“Manslaughter,” a 1922 American silent film directed by Cecil B. DeMille, is a captivating drama that explores themes of privilege, justice, and societal expectations.
With a runtime of approximately 100 minutes, the film offers a compelling narrative set against the backdrop of the Roaring Twenties. In this cinematic masterpiece, DeMille skillfully weaves together elements of romance, crime, and morality, creating a thought-provoking and visually stunning work that continues to be celebrated in the world of classic cinema.
The story revolves around Lydia Thorne (played by Leatrice Joy), a young woman from a wealthy and influential family. She represents the epitome of the carefree and indulgent lifestyle associated with the Jazz Age. Lydia’s character is a complex one, oscillating between moments of frivolity and genuine introspection. Her privileged upbringing has shielded her from the consequences of her actions, and she is initially portrayed as a symbol of the excesses of the era.
However, Lydia’s life takes a dramatic turn when she becomes involved with a charismatic and idealistic district attorney named Daniel O’Bannon (played by Thomas Meighan). O’Bannon, driven by a strong sense of justice and a desire to see the law upheld, becomes intrigued by Lydia and her world. Their contrasting backgrounds and perspectives set the stage for a compelling romantic and ideological conflict.
The central conflict in the film arises when Lydia is involved in a tragic automobile accident, leading to the death of a motorcycle officer. The incident becomes a turning point in the story, challenging Lydia’s perception of her invincibility and O’Bannon’s commitment to upholding the law. The courtroom scenes are particularly riveting, as Lydia must face the legal consequences of her actions.

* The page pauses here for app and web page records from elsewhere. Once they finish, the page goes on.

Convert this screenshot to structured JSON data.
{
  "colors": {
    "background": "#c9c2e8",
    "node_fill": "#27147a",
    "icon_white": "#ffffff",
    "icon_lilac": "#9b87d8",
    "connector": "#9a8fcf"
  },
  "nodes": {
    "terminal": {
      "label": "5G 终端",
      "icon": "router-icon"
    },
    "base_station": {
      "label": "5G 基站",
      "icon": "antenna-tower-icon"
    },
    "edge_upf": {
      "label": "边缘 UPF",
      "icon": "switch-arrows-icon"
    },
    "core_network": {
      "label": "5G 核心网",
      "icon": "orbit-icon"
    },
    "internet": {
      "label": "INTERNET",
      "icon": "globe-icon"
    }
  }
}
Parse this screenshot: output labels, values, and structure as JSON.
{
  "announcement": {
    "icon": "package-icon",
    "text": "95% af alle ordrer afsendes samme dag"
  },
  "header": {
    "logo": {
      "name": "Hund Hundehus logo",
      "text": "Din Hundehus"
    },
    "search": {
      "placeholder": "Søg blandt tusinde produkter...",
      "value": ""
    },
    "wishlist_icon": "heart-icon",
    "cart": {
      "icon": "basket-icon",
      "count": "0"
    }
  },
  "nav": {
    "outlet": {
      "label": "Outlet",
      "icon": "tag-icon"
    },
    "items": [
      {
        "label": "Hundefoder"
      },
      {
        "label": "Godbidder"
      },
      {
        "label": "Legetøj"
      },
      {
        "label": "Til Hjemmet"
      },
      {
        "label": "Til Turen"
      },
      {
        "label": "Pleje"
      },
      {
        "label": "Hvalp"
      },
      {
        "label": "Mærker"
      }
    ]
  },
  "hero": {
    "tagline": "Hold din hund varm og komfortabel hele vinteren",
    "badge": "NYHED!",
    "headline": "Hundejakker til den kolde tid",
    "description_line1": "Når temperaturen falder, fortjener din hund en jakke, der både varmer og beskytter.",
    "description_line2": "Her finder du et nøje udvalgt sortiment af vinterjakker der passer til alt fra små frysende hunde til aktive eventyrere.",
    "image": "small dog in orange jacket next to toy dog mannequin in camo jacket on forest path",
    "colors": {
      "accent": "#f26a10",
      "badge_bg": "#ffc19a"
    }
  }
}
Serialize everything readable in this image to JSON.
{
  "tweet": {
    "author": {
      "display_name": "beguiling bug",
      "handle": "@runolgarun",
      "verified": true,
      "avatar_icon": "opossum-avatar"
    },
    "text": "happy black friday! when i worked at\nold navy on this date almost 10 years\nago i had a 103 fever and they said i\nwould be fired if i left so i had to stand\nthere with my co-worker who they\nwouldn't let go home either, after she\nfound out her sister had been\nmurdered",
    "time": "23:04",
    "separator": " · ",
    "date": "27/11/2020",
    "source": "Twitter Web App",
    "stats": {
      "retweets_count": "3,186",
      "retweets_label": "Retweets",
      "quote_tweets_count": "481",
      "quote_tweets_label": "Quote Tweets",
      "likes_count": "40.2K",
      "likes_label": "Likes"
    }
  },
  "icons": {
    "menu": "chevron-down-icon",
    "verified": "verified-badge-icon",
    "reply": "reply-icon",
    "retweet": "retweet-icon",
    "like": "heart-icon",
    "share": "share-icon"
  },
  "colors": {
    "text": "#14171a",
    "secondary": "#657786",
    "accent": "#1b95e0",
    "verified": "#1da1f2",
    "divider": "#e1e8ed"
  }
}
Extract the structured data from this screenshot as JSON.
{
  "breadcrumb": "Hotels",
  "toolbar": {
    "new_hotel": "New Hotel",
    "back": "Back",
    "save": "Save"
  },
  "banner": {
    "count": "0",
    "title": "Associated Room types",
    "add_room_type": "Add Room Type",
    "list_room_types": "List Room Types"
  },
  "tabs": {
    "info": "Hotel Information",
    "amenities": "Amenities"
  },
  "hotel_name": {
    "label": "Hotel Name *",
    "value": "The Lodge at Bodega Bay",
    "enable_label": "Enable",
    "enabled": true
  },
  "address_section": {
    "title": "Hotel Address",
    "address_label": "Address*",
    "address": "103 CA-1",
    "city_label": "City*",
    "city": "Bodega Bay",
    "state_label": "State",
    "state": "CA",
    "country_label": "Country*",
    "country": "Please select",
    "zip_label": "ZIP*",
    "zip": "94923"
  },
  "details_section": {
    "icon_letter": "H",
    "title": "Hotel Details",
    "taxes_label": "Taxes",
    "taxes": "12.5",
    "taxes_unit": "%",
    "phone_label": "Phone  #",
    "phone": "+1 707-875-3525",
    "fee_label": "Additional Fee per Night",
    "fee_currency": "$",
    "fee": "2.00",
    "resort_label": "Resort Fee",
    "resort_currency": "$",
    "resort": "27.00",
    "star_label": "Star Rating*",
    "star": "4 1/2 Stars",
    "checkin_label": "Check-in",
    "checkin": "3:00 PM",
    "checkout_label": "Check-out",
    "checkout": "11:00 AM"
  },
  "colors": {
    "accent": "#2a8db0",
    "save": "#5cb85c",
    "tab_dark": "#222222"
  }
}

Cecil B. DeMille’s direction shines in “Manslaughter.” His mastery of visual storytelling is evident in the film’s opulent set designs and grandiose party scenes, which contrast sharply with the somber moments of reflection and introspection. The film’s pacing and use of symbolism contribute to its lasting impact.
Leatrice Joy delivers a remarkable performance as Lydia Thorne, capturing the character’s transformation from a frivolous socialite to a woman facing the consequences of her actions. Thomas Meighan’s portrayal of Daniel O’Bannon adds depth to the film, as his character navigates the complexities of justice, morality, and personal feelings.
The film’s exploration of societal norms and the idea that the privileged class can evade accountability for their actions is a recurring theme in DeMille’s work. “Manslaughter” is a reflection of the moral dilemmas and conflicts of the time, serving as a critique of the excesses and lack of accountability prevalent in the Roaring Twenties.
In conclusion, “Manslaughter” (1922) is a classic silent film that continues to be celebrated for its thought-provoking narrative and visually stunning execution. Cecil B. DeMille’s direction, combined with outstanding performances by Leatrice Joy and Thomas Meighan, creates a compelling exploration of privilege, justice, and morality during the Roaring Twenties. The film’s enduring relevance in the world of classic cinema speaks to its timeless themes and captivating storytelling.
Release Date: September 24th, 1922
Main Cast Members
Leatrice Joy (Lydia Thorne)
Thomas Meighan (Daniel J. O’Bannon)
Lois Wilson (Evans)
George Fawcett (Judge Homans)
Julia Faye (Mrs. Drummond)
Edythe Chapman (Adeline Bennett)
Jack Mower (Drummond)
Dorothy Cumming (Eleanor Bellington)